> _What you have to do_
In the entries that follow, how many lines include "gray"? Give the number and nothing else.

::::::::

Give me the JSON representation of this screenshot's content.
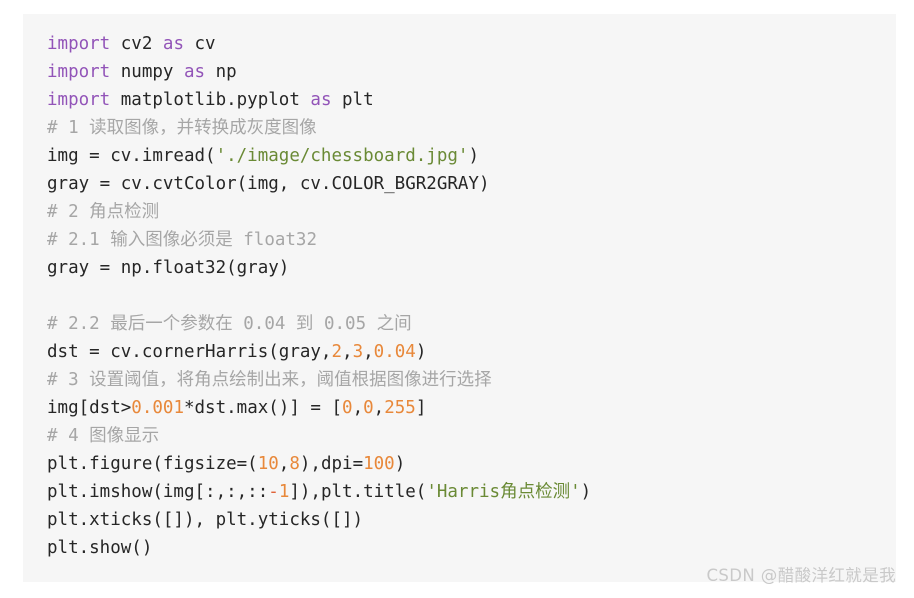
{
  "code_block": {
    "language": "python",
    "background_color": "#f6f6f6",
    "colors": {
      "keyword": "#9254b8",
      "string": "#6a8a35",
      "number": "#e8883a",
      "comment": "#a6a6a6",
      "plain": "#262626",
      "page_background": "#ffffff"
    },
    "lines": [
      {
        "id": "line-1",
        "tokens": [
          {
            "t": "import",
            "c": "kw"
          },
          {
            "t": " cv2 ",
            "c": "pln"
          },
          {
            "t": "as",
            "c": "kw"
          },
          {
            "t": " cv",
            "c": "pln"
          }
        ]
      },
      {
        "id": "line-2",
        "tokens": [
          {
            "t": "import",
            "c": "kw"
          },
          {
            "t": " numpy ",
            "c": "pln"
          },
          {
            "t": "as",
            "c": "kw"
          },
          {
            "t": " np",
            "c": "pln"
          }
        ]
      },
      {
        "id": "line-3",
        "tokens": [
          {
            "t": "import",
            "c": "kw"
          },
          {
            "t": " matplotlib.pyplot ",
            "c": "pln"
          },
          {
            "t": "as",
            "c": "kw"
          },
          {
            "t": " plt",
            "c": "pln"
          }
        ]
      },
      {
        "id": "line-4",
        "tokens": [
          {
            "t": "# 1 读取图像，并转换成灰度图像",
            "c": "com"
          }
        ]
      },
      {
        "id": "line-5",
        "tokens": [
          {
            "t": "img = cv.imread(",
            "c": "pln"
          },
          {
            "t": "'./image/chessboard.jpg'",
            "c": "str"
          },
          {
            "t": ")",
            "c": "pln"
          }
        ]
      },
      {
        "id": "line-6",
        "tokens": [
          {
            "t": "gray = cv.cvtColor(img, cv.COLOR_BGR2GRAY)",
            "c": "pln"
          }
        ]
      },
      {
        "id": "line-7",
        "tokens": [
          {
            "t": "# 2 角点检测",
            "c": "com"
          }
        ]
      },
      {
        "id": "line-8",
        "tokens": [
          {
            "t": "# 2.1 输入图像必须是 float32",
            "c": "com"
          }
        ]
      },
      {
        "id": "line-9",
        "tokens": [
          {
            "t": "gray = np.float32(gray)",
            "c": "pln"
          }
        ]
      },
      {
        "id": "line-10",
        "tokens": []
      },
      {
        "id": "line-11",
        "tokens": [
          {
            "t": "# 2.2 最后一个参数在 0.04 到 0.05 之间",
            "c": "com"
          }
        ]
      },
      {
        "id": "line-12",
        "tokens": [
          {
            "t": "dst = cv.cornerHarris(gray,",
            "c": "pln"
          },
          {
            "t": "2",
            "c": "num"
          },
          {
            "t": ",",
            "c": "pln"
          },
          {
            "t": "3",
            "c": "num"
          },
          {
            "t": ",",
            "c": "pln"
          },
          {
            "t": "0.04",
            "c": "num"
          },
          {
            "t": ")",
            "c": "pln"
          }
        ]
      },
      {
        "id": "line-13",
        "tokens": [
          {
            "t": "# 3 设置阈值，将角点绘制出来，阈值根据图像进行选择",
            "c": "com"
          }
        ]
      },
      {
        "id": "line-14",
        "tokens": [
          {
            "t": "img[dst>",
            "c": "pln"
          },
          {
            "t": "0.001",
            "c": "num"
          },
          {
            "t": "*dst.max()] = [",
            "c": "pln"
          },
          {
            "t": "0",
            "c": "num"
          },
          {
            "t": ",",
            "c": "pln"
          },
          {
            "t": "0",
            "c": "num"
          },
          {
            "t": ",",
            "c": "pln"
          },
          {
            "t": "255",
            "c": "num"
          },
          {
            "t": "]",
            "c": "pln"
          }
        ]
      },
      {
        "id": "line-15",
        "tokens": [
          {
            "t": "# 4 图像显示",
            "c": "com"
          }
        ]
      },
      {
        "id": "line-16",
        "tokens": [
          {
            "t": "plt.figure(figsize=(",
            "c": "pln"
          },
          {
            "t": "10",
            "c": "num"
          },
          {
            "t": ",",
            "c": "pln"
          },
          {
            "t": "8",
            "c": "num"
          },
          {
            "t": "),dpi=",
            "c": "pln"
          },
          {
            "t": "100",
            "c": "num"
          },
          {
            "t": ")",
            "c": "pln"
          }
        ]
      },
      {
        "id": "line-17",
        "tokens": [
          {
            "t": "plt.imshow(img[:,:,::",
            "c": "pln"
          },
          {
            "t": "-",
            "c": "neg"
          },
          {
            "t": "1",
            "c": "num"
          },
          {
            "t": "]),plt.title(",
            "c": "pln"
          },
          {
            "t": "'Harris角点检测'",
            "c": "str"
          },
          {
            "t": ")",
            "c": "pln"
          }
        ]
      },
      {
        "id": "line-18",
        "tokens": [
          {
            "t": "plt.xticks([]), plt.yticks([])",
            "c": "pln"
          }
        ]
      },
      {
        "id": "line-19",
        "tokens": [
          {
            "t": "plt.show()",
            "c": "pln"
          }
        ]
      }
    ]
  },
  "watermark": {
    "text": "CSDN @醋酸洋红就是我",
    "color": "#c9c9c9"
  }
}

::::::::

> _Result of this task_
3